▸ **Work order**:
An exact reprint of the whole listing is what the answer must contain.
***** Material to process *****
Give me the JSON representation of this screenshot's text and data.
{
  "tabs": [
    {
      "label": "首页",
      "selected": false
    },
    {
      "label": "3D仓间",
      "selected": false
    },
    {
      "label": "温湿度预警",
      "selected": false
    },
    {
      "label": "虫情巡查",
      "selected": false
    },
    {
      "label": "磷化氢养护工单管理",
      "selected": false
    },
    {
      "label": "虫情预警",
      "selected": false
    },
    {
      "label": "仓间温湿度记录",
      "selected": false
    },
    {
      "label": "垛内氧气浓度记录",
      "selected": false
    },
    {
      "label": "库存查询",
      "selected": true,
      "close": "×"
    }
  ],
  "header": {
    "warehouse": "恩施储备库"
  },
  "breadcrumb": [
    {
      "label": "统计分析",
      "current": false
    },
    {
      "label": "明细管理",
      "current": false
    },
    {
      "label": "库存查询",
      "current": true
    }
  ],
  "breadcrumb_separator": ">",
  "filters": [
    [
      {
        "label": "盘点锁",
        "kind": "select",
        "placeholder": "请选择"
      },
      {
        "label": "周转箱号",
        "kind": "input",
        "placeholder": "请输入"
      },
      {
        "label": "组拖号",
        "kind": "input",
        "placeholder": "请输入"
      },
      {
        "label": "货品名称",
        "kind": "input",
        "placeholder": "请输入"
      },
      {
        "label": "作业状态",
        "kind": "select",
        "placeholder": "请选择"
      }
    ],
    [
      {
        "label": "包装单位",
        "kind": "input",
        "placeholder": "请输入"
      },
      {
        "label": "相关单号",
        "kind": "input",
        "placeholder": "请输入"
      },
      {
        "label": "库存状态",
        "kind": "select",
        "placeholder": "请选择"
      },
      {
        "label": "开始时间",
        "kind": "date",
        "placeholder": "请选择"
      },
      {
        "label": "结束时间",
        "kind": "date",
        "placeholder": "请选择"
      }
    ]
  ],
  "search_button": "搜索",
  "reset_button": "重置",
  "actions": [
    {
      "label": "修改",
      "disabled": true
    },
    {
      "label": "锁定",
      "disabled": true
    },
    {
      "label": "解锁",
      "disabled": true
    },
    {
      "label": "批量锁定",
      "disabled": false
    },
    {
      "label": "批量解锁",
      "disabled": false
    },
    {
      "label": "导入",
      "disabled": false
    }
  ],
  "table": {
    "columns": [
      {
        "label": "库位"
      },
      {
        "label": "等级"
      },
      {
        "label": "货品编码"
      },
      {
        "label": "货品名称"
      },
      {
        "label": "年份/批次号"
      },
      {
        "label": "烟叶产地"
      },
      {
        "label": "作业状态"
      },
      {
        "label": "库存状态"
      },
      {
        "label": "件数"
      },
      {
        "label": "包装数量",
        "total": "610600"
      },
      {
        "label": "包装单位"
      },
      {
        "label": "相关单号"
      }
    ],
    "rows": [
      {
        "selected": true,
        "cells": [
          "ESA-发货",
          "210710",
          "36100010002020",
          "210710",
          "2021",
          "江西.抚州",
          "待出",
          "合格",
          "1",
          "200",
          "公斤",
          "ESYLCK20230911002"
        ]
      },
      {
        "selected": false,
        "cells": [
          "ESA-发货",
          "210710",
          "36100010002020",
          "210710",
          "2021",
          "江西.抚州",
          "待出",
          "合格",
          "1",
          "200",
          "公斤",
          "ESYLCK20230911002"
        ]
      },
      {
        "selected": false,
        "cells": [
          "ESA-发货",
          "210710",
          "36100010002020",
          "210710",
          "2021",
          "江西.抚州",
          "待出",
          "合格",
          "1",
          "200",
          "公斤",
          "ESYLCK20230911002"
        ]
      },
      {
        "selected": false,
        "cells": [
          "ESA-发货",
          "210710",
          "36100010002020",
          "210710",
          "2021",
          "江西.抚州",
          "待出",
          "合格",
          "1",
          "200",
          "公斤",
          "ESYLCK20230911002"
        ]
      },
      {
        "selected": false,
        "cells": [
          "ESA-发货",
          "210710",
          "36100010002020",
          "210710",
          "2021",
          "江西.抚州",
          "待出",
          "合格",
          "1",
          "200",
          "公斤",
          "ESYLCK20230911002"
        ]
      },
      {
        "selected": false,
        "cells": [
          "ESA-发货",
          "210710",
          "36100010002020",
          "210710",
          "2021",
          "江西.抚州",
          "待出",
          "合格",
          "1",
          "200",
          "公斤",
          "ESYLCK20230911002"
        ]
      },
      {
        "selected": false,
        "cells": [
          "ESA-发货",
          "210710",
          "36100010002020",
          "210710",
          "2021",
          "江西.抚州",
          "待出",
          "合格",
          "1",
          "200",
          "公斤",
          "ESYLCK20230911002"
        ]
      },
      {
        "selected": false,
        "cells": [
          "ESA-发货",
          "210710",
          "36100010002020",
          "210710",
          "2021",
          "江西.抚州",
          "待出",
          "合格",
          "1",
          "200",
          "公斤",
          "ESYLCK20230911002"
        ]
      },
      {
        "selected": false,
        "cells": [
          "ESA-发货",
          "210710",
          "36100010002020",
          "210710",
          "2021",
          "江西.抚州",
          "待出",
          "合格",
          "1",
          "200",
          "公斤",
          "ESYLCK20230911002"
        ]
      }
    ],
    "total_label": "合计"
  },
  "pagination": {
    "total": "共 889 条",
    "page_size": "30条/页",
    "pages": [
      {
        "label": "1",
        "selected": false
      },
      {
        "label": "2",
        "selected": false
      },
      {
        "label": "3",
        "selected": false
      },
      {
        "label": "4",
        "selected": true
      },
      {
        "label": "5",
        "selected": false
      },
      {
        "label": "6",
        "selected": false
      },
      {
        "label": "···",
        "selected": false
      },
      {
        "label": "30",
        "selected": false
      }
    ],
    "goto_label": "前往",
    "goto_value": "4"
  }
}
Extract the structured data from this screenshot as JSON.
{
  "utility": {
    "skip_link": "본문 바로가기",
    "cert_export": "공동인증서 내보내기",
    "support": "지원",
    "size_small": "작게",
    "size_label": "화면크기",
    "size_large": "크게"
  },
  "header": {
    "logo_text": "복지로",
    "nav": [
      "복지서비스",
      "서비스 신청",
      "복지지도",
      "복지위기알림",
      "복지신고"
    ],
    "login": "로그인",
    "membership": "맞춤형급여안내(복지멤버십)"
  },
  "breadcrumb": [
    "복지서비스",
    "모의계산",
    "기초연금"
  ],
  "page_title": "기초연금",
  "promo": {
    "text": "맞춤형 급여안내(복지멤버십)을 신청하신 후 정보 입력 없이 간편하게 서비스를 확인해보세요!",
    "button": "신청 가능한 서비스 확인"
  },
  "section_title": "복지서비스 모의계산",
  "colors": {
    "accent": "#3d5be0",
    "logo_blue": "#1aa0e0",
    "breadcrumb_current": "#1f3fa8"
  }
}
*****
▸ **Answer section**:
Give me the JSON representation of this screenshot's text and data.
{
  "tabs": [
    {
      "label": "首页",
      "selected": false
    },
    {
      "label": "3D仓间",
      "selected": false
    },
    {
      "label": "温湿度预警",
      "selected": false
    },
    {
      "label": "虫情巡查",
      "selected": false
    },
    {
      "label": "磷化氢养护工单管理",
      "selected": false
    },
    {
      "label": "虫情预警",
      "selected": false
    },
    {
      "label": "仓间温湿度记录",
      "selected": false
    },
    {
      "label": "垛内氧气浓度记录",
      "selected": false
    },
    {
      "label": "库存查询",
      "selected": true,
      "close": "×"
    }
  ],
  "header": {
    "warehouse": "恩施储备库"
  },
  "breadcrumb": [
    {
      "label": "统计分析",
      "current": false
    },
    {
      "label": "明细管理",
      "current": false
    },
    {
      "label": "库存查询",
      "current": true
    }
  ],
  "breadcrumb_separator": ">",
  "filters": [
    [
      {
        "label": "盘点锁",
        "kind": "select",
        "placeholder": "请选择"
      },
      {
        "label": "周转箱号",
        "kind": "input",
        "placeholder": "请输入"
      },
      {
        "label": "组拖号",
        "kind": "input",
        "placeholder": "请输入"
      },
      {
        "label": "货品名称",
        "kind": "input",
        "placeholder": "请输入"
      },
      {
        "label": "作业状态",
        "kind": "select",
        "placeholder": "请选择"
      }
    ],
    [
      {
        "label": "包装单位",
        "kind": "input",
        "placeholder": "请输入"
      },
      {
        "label": "相关单号",
        "kind": "input",
        "placeholder": "请输入"
      },
      {
        "label": "库存状态",
        "kind": "select",
        "placeholder": "请选择"
      },
      {
        "label": "开始时间",
        "kind": "date",
        "placeholder": "请选择"
      },
      {
        "label": "结束时间",
        "kind": "date",
        "placeholder": "请选择"
      }
    ]
  ],
  "search_button": "搜索",
  "reset_button": "重置",
  "actions": [
    {
      "label": "修改",
      "disabled": true
    },
    {
      "label": "锁定",
      "disabled": true
    },
    {
      "label": "解锁",
      "disabled": true
    },
    {
      "label": "批量锁定",
      "disabled": false
    },
    {
      "label": "批量解锁",
      "disabled": false
    },
    {
      "label": "导入",
      "disabled": false
    }
  ],
  "table": {
    "columns": [
      {
        "label": "库位"
      },
      {
        "label": "等级"
      },
      {
        "label": "货品编码"
      },
      {
        "label": "货品名称"
      },
      {
        "label": "年份/批次号"
      },
      {
        "label": "烟叶产地"
      },
      {
        "label": "作业状态"
      },
      {
        "label": "库存状态"
      },
      {
        "label": "件数"
      },
      {
        "label": "包装数量",
        "total": "610600"
      },
      {
        "label": "包装单位"
      },
      {
        "label": "相关单号"
      }
    ],
    "rows": [
      {
        "selected": true,
        "cells": [
          "ESA-发货",
          "210710",
          "36100010002020",
          "210710",
          "2021",
          "江西.抚州",
          "待出",
          "合格",
          "1",
          "200",
          "公斤",
          "ESYLCK20230911002"
        ]
      },
      {
        "selected": false,
        "cells": [
          "ESA-发货",
          "210710",
          "36100010002020",
          "210710",
          "2021",
          "江西.抚州",
          "待出",
          "合格",
          "1",
          "200",
          "公斤",
          "ESYLCK20230911002"
        ]
      },
      {
        "selected": false,
        "cells": [
          "ESA-发货",
          "210710",
          "36100010002020",
          "210710",
          "2021",
          "江西.抚州",
          "待出",
          "合格",
          "1",
          "200",
          "公斤",
          "ESYLCK20230911002"
        ]
      },
      {
        "selected": false,
        "cells": [
          "ESA-发货",
          "210710",
          "36100010002020",
          "210710",
          "2021",
          "江西.抚州",
          "待出",
          "合格",
          "1",
          "200",
          "公斤",
          "ESYLCK20230911002"
        ]
      },
      {
        "selected": false,
        "cells": [
          "ESA-发货",
          "210710",
          "36100010002020",
          "210710",
          "2021",
          "江西.抚州",
          "待出",
          "合格",
          "1",
          "200",
          "公斤",
          "ESYLCK20230911002"
        ]
      },
      {
        "selected": false,
        "cells": [
          "ESA-发货",
          "210710",
          "36100010002020",
          "210710",
          "2021",
          "江西.抚州",
          "待出",
          "合格",
          "1",
          "200",
          "公斤",
          "ESYLCK20230911002"
        ]
      },
      {
        "selected": false,
        "cells": [
          "ESA-发货",
          "210710",
          "36100010002020",
          "210710",
          "2021",
          "江西.抚州",
          "待出",
          "合格",
          "1",
          "200",
          "公斤",
          "ESYLCK20230911002"
        ]
      },
      {
        "selected": false,
        "cells": [
          "ESA-发货",
          "210710",
          "36100010002020",
          "210710",
          "2021",
          "江西.抚州",
          "待出",
          "合格",
          "1",
          "200",
          "公斤",
          "ESYLCK20230911002"
        ]
      },
      {
        "selected": false,
        "cells": [
          "ESA-发货",
          "210710",
          "36100010002020",
          "210710",
          "2021",
          "江西.抚州",
          "待出",
          "合格",
          "1",
          "200",
          "公斤",
          "ESYLCK20230911002"
        ]
      }
    ],
    "total_label": "合计"
  },
  "pagination": {
    "total": "共 889 条",
    "page_size": "30条/页",
    "pages": [
      {
        "label": "1",
        "selected": false
      },
      {
        "label": "2",
        "selected": false
      },
      {
        "label": "3",
        "selected": false
      },
      {
        "label": "4",
        "selected": true
      },
      {
        "label": "5",
        "selected": false
      },
      {
        "label": "6",
        "selected": false
      },
      {
        "label": "···",
        "selected": false
      },
      {
        "label": "30",
        "selected": false
      }
    ],
    "goto_label": "前往",
    "goto_value": "4"
  }
}
Extract the structured data from this screenshot as JSON.
{
  "utility": {
    "skip_link": "본문 바로가기",
    "cert_export": "공동인증서 내보내기",
    "support": "지원",
    "size_small": "작게",
    "size_label": "화면크기",
    "size_large": "크게"
  },
  "header": {
    "logo_text": "복지로",
    "nav": [
      "복지서비스",
      "서비스 신청",
      "복지지도",
      "복지위기알림",
      "복지신고"
    ],
    "login": "로그인",
    "membership": "맞춤형급여안내(복지멤버십)"
  },
  "breadcrumb": [
    "복지서비스",
    "모의계산",
    "기초연금"
  ],
  "page_title": "기초연금",
  "promo": {
    "text": "맞춤형 급여안내(복지멤버십)을 신청하신 후 정보 입력 없이 간편하게 서비스를 확인해보세요!",
    "button": "신청 가능한 서비스 확인"
  },
  "section_title": "복지서비스 모의계산",
  "colors": {
    "accent": "#3d5be0",
    "logo_blue": "#1aa0e0",
    "breadcrumb_current": "#1f3fa8"
  }
}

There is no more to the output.